If you read the bottom half of the internet (a.k.a. the comments section), you’ll find that any mention of privilege sets some people off …
I’m not privileged! My parents didn’t have any money when I was growing up! We bought our clothes at K-Mart when we were lucky and the thrift store when we weren’t. When I was in college, I worked for $2.12 an hour ! I work 60 hours a week! I raised 3 children while going to school and holding down a full-time job.
Yeah, me, too.
I’m still privileged.
Being without privilege when you were young and being privileged as an adult are not mutually exclusive.
I’m typing this on an iPad with a Logitech keyboard, on the 12th? 15th? flight this year and it’s only July.
Before I got on this flight, I was in the United lounge, drinking free Chardonnay and working on my laptop. A lot of other people were working there as well. It is a lot easier to work in the lounge because it’s quieter and there’s lots of outlets and plenty of comfortable chairs.
While Darling Daughter Number 3 arranged for the lounge and this flight to Rio, I paid for all of the other flights this year, the iPad, keyboard, laptop and all of the software on it, with the money I earned from working really hard. I also bought an iPhone and paid for a service with a personal hotspot.
My point is that since I walk around with thousands of dollars in technology in my briefcase (and many of you do, too), it is a lot easier for me to spend six hours en route writing a conference paper, analyzing data for a research study, editing graphics or video or programming the next level of a game. It’s much easier for me to get 4 hours work done in whatever hotel I find myself in the evening.
If I think it would benefit me to take a few days off and attend a conference on Unity 3D, SAS software, small business innovation research or serious games, I do it. I don’t have to go through three layers of management to get permission.
Being privileged and working hard are not mutually exclusive.
It’s like Dave Winer said – Money sweats.
He was talking about interest, that once you make money you get paid money just for having it. It’s also true in technology careers – once you have made some money, you can use that money to buy you advantages that keep you ahead of the competition, like practice with the latest version of whatever software you use, or 20 more productive hours each month, as you sit in airports.
It’s true in athletics as well. The better you get, the better coaches, nutritionists, strength trainers you can afford. You don’t have to take public transportation or work a full-time job at Starbuck’s, so you have more training and better training than the competition, even if they are working just as hard.
In America, a great many of us are privileged.
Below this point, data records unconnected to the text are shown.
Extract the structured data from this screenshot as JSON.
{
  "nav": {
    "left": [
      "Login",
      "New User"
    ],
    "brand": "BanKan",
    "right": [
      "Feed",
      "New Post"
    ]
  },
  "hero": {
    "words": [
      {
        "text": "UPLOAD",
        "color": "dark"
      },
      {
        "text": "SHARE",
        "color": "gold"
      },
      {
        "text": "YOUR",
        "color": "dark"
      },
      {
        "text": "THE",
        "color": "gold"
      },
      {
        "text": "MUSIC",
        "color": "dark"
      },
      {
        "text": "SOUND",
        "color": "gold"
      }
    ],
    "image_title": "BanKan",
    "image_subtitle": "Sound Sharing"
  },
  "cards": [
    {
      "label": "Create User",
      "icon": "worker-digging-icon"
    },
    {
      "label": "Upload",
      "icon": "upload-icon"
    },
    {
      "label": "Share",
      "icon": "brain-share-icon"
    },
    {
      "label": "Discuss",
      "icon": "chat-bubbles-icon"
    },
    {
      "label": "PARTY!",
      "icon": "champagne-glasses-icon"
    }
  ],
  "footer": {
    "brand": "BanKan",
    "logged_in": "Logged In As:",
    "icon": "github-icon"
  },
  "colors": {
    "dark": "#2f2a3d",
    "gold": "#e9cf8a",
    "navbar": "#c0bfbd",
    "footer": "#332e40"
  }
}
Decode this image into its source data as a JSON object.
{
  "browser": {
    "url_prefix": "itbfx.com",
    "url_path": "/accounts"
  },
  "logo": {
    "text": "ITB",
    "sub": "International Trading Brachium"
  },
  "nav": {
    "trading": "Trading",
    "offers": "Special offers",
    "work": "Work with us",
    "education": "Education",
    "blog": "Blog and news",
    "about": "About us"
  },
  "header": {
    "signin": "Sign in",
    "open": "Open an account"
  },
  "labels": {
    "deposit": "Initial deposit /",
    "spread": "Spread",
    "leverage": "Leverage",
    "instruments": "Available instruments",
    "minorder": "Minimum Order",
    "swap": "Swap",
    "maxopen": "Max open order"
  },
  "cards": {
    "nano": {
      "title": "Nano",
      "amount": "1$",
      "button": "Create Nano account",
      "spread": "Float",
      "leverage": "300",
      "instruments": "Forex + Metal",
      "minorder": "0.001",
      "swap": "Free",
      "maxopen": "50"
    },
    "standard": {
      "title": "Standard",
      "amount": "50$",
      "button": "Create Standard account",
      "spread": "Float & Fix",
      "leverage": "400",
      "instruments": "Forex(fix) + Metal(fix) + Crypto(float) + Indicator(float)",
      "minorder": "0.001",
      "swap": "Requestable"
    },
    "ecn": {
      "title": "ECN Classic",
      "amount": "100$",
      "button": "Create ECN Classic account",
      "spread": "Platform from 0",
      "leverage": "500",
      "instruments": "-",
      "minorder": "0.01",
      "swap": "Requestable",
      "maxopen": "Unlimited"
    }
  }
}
If more of us recognized it, maybe as a society we’d be a little more humble, a little more grateful and a little more generous.